Perfume Review: Caron Montaigne and Eau de Reglisse
Review by Tom
As threatened, the last of the Caron reviews.
Montaigne was created in 1986 with notes that on paper read very much like Alpona, with jasmine, bitter orange, mandarin, and mimosa. Had I not just tested Alpona, I would love Montaigne: it opens like a muted Alpona, while also having some of Farnesiana's wonderful mustiness. As a matter of fact, it could be the love child of Alpona and Farnesiana. Like the children of some famous beauties who end up as merely handsome, for me Montaigne will have to take a backseat to its parents. Since it's not an urn fragrance, I assume it's a lot easier to get.
Eau de Reglisse

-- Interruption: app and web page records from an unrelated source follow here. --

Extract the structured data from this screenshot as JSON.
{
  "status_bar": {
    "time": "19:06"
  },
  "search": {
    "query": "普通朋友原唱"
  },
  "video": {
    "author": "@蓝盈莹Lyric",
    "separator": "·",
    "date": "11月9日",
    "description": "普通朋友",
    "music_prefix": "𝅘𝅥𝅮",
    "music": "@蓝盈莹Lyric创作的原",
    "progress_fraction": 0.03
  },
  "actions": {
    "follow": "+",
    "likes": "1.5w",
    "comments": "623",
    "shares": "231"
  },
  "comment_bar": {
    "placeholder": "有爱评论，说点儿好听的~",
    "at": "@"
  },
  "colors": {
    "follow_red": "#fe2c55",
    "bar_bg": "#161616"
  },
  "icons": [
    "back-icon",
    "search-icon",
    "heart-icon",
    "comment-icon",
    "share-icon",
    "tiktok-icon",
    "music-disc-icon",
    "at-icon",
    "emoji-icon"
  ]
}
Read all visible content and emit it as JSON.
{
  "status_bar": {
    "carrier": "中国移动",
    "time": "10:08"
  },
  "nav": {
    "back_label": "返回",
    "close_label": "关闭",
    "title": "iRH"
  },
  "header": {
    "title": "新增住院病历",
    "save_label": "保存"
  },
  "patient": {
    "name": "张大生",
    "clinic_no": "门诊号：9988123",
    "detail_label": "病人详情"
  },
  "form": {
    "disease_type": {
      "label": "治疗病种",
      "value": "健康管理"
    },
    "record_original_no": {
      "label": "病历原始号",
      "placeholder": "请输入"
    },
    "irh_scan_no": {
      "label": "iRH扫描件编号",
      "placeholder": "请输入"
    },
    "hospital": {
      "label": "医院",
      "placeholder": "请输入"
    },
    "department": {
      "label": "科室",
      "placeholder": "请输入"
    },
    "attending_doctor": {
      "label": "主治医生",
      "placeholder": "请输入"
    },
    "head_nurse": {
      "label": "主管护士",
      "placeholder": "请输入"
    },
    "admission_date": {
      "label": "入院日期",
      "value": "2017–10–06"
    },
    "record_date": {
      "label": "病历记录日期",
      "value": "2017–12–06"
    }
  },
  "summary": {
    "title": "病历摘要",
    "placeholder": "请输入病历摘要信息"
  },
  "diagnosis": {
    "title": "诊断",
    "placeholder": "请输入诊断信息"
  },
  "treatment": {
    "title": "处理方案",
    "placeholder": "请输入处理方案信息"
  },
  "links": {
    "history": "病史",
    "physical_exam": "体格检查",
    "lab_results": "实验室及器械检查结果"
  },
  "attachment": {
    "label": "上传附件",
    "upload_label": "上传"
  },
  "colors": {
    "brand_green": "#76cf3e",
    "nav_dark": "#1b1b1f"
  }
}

My first sniff of this did not commend itself to me at all; a hard, light rooty licorice that I found a bit overbearing. It was quickly supplanted by a lemony gingeriness that almost, but not quite gets to the dreaded Pledge stage. This bright opening, while not my favorite of the year, does manage to do something interesting with the fruity-gourmand trend: it's not fizzy or ditzy or overtly girly. There's a certain edginess to it that's very, well, French. Basil and verbena start to peep in, taking this from the candiness to something deeper, musk and patchouli in the drydown make this something more than just a sweet summer scent. I can appreciate it's modernity while it still maintains that Caron oddness. Of course, it was a limited edition, only available this past summer. Normally, this would work my last nerve, but since I could actually see myself buying this, perhaps it's for the best.